According to Yankee Group, 31% of phone-owning customers are using their phones to access the Web at least once a month. However, in its second evaluation of 27 popular mobile sites, the average score (on a scale of 100) was 52 -- still not passing, Carl Howe, director of Yankee Group and author of the company's "Best of the Anywhere Web 2009" report, tells Marketing Daily.
"The average has not gone up. But there are a few standouts," he says.
The most common usage of mobile Web sites is news, search and weather. Perhaps not surprisingly, two of the best mobile sites are Yahoo's and Google's, Howe says. Both sites are able to adapt to the device through which people are accessing the Internet and optimize the content and appearance to it. They also present enough information to be valuable to consumers without overwhelming them. Google also uses location technology to further tailor searches, which is of value to users, Howe says.
The report also cites Major League Baseball's MLB.com as a good example of tailoring content to the mobile device. Many mobile sites in the sports category tend to overwhelm users with information that is not easily readable or understandable on the Web.
For marketers, the lessons of the report are simple, Howe says. First, it's worth the investment to set up device detection on mobile Web sites for an optimal user experience. "It's not simple, and it's not easy, and it takes a lot of testing. But it says I care about what you as the consumer sees," Howe says.
He also suggests using location Web addresses that may be used. And finally, hire a mobile design specialist to help create the site.
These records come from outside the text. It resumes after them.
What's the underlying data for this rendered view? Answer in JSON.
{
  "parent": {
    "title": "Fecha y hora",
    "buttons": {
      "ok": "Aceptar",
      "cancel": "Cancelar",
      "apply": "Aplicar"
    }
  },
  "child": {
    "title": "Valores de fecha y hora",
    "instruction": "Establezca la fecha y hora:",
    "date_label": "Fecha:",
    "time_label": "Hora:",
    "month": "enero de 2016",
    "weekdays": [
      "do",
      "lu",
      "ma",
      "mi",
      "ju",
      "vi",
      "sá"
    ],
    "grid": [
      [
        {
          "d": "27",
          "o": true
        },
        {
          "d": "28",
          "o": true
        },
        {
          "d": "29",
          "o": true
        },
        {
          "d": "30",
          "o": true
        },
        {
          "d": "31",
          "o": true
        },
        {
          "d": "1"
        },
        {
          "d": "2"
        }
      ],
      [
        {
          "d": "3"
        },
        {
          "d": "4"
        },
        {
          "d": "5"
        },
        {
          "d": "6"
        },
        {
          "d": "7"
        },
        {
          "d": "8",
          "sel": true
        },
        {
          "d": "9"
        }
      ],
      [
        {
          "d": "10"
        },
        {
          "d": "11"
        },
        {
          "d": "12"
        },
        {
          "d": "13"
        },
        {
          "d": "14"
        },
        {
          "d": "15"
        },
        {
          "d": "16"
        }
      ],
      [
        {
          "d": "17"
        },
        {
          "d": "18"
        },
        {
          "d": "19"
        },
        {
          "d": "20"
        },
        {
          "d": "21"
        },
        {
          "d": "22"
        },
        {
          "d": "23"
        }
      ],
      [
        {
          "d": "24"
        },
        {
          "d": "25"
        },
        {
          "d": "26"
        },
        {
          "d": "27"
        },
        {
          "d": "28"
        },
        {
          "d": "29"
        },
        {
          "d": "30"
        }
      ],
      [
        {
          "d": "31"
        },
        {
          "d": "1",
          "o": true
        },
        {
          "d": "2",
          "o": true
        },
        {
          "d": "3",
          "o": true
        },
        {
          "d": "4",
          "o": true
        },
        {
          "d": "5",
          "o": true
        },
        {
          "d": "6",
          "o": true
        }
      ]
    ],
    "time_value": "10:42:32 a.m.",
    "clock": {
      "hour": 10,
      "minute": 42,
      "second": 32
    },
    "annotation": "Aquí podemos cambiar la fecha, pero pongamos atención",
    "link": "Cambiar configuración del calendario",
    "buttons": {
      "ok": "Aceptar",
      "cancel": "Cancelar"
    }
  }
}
"There's a temptation to think of a mobile phone as a mini-desktop, and it's not. There are a lot of things you can do, but you have to design for them," Howe says. "Our prediction is that more people will be browsing from mobile devices than from their desktops. If you want to interact with them, you've got to figure it out."